The object of the game is to throw your balls usually with somewhat of an arched back-spin so that they land closer to the small object ball (cochonnet ) than those of your opponent, or strike and drive the object ball toward your other balls and away from your opponent's.
The only really essential equipment is a set of three steel boules. A set costs anywhere from US$5 for a rusty old set you may be lucky enough to come across to US$120 for a competition set. To be legitimate for competition play, a boule must conform to the following specifications:
A player who specializes in pointing (or placing) should normally favor a small, heavy boule. A heavy boule is slightly more difficult to displace, and a boule of the minimum allowable diameter presents a smaller target to the opposition's shooters. Women and young boys, usually having smaller hands and less arm strength, frequently compromise by selecting a boule that is both light and small.
A shooter should choose a lighter boule for the best chance of success. This may seem surprising, but in fact the decreased momentum of a light boule gives it the best chance of remaining in place after knocking an opponent's boule out of the game (the perfect, and much admired, shot known as a carreau ). A shooter should not use a small boule: a shot that just barely misses with a small boule might have been effective if only that extra 5 mm had been on the radius!
La Boule Bleue of Marseille has a special web page enabling you to pick the right boule for yourself in a step-by-step process.
In choosing a boule, however, perhaps the overriding consideration is "play with what feels comfortable to you."
Desirable but non-essential equipment
A proper cochonnet is turned from beech wood and is between 2.5 cm and 3.5 cm (1" to 1-3/8") in diameter. In the South of France, the home of pétanque, a cochonnet can be bought for very small change indeed. It may help to have a brightly-colored cochonnet, especially in conditions of low light, but the rules specify that a cochonnet may be stained but not painted. A cochonnet is not regarded as essential, since in any gathering of pétanqueurs many people can be counted on to provide one.
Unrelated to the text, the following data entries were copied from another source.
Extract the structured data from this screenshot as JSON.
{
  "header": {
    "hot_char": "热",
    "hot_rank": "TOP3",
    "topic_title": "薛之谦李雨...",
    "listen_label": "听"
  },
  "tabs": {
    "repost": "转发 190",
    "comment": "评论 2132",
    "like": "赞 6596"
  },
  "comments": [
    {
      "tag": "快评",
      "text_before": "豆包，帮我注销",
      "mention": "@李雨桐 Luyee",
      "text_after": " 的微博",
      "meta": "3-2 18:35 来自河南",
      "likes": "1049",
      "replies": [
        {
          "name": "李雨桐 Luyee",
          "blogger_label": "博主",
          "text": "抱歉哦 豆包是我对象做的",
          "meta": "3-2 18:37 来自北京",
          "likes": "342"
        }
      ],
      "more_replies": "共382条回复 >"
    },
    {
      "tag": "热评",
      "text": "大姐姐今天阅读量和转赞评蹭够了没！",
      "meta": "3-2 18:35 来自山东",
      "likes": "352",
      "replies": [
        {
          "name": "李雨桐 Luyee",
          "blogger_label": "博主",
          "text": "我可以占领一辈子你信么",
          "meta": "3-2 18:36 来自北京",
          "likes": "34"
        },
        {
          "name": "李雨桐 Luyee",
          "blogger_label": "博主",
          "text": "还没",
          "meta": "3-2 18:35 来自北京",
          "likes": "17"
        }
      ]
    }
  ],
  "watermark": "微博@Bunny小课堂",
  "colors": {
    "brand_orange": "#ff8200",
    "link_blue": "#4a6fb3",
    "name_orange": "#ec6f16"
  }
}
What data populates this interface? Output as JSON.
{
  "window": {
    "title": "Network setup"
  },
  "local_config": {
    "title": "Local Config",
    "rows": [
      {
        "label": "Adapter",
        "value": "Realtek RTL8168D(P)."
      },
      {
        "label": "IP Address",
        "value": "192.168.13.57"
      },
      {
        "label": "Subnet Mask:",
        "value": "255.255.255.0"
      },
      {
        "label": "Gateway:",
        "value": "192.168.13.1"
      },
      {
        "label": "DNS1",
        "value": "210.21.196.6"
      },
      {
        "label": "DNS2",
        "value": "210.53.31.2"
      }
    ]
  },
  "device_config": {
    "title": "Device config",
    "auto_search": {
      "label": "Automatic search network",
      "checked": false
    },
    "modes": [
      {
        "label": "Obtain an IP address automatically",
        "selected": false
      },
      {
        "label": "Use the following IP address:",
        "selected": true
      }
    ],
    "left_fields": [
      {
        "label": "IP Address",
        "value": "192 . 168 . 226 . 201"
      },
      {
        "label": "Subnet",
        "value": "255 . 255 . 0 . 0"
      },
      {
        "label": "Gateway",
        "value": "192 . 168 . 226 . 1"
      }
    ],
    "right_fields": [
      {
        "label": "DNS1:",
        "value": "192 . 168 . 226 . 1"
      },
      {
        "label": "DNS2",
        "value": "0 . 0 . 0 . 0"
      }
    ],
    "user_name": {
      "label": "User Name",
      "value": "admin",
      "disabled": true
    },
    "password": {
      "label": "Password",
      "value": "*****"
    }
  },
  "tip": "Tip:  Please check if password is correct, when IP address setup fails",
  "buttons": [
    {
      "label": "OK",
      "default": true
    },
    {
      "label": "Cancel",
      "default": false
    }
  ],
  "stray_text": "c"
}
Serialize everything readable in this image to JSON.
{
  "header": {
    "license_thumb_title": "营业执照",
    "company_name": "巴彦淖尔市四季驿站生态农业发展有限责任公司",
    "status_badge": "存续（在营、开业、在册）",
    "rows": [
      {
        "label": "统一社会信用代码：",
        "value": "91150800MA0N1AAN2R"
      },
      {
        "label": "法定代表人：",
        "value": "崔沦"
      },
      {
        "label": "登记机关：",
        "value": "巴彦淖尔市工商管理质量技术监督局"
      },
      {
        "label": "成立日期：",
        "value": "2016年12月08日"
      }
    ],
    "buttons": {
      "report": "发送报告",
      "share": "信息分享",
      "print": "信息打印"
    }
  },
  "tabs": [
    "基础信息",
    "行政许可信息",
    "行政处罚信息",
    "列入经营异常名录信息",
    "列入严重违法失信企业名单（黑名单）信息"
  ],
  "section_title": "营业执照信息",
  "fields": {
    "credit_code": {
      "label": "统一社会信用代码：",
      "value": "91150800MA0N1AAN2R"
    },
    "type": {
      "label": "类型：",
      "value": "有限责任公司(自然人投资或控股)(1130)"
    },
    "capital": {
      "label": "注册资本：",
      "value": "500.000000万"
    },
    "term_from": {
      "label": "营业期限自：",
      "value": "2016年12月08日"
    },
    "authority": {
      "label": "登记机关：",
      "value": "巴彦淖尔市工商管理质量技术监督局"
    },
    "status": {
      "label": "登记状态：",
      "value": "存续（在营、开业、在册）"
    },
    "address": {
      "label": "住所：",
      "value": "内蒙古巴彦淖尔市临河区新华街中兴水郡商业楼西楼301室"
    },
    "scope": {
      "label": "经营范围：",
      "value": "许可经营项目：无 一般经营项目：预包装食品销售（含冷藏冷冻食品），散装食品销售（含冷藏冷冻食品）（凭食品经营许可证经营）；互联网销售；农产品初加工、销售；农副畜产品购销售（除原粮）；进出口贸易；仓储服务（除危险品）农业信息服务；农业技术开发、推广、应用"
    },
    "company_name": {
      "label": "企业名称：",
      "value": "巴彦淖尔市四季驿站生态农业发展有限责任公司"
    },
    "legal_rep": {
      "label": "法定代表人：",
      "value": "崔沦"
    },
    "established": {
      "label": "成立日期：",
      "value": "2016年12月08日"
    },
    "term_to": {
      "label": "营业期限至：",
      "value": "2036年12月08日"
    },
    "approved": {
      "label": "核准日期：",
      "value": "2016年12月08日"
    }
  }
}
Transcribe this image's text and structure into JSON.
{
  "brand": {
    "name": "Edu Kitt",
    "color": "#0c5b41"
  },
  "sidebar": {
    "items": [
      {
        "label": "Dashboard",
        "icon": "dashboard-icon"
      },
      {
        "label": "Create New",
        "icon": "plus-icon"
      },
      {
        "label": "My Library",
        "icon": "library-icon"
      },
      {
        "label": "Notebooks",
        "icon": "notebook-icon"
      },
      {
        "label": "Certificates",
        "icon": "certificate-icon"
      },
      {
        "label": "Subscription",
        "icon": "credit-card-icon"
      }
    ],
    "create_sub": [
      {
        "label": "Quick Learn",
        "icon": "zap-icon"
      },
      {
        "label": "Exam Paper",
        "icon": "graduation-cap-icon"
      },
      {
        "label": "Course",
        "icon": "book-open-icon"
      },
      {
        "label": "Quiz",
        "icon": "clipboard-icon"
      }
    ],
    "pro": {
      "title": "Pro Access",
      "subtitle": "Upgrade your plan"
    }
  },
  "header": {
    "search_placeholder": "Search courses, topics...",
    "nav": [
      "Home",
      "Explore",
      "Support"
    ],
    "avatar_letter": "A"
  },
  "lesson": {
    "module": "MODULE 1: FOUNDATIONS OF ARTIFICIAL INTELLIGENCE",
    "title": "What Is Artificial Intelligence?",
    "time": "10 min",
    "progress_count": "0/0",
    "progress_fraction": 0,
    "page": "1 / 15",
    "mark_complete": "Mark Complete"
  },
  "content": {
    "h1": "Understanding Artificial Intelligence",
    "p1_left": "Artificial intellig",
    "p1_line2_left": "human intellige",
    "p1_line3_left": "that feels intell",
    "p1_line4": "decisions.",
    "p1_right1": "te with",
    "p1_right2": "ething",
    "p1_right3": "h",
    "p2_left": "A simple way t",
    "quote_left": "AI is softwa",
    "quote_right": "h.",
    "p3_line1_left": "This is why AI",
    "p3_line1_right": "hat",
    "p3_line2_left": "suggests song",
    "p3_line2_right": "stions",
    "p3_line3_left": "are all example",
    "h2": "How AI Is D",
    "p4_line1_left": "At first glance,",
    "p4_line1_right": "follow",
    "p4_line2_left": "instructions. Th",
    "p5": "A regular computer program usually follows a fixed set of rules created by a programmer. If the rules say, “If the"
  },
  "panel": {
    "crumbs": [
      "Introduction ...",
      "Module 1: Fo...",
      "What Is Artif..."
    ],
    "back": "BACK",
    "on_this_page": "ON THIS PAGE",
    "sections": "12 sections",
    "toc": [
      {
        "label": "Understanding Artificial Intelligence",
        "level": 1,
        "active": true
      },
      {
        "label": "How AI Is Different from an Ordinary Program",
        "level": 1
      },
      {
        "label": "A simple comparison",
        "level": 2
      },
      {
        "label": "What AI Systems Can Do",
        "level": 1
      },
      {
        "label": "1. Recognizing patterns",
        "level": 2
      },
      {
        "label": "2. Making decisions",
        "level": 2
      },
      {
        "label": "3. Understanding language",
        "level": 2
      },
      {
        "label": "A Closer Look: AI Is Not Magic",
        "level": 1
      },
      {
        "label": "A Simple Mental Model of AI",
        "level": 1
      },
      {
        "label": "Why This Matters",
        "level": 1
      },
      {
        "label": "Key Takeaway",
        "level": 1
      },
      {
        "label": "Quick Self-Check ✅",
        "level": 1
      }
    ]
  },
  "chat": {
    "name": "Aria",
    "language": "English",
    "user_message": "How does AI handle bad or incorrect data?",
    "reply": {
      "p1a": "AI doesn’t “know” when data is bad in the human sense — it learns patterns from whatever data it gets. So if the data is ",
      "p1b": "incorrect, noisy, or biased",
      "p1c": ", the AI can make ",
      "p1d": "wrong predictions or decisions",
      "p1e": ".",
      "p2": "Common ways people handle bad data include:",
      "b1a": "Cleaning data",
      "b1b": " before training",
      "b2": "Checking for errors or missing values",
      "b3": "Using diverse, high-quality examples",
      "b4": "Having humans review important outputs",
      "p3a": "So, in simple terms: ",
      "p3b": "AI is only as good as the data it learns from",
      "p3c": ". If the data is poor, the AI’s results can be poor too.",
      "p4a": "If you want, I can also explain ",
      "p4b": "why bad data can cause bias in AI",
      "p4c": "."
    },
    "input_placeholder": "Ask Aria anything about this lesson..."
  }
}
At a pinch, many natural objects can stand in.
A steel tape measure, preferably in centimeters
Usefulness of a tape measure should be obvious: to settle arguments as to which of two boules is closer to the cochonnet.
Very non-essential equipment
As with all sports, equipment shops will try and sell you whatever they can, with the assurance that "you'll find you really need this". The following pétanque trivia is definitely not necessary although some of it is undeniably fun....
Here are several sources of pétanque equipment in the USA, U.K., and France:
La Boule Bleue
Author: Ian C. Mills © 1998-2008 All Rights Reserved
Bibliography: Fodor's 99 France, Editor: Natasha Lesser, Fodor's Travel Publications, New York. Paris From $70 A Day, Jeanne Oliver, 1998, Macmillan Travel, A Simon & Schuster Macmillan Company, New York. France 1998 Discovery Guide, French Government Tourist Office, New York. Passport's France Trip Planner & Guide, Emma Stanford, 1994, NTC Publishing Group, Chicago. Let's Go - The Budget Guide to France 1997, Thomas F. Moore, 1997, Let's Go Publications, Cambridge, MA, printed by St. Martin's Press, New York.
Image sources: Pétanque ball and cochonnet (OBUT brand), from Pétanque America (web site); photo of boules in hand and two art postcards, from www.petanque.org.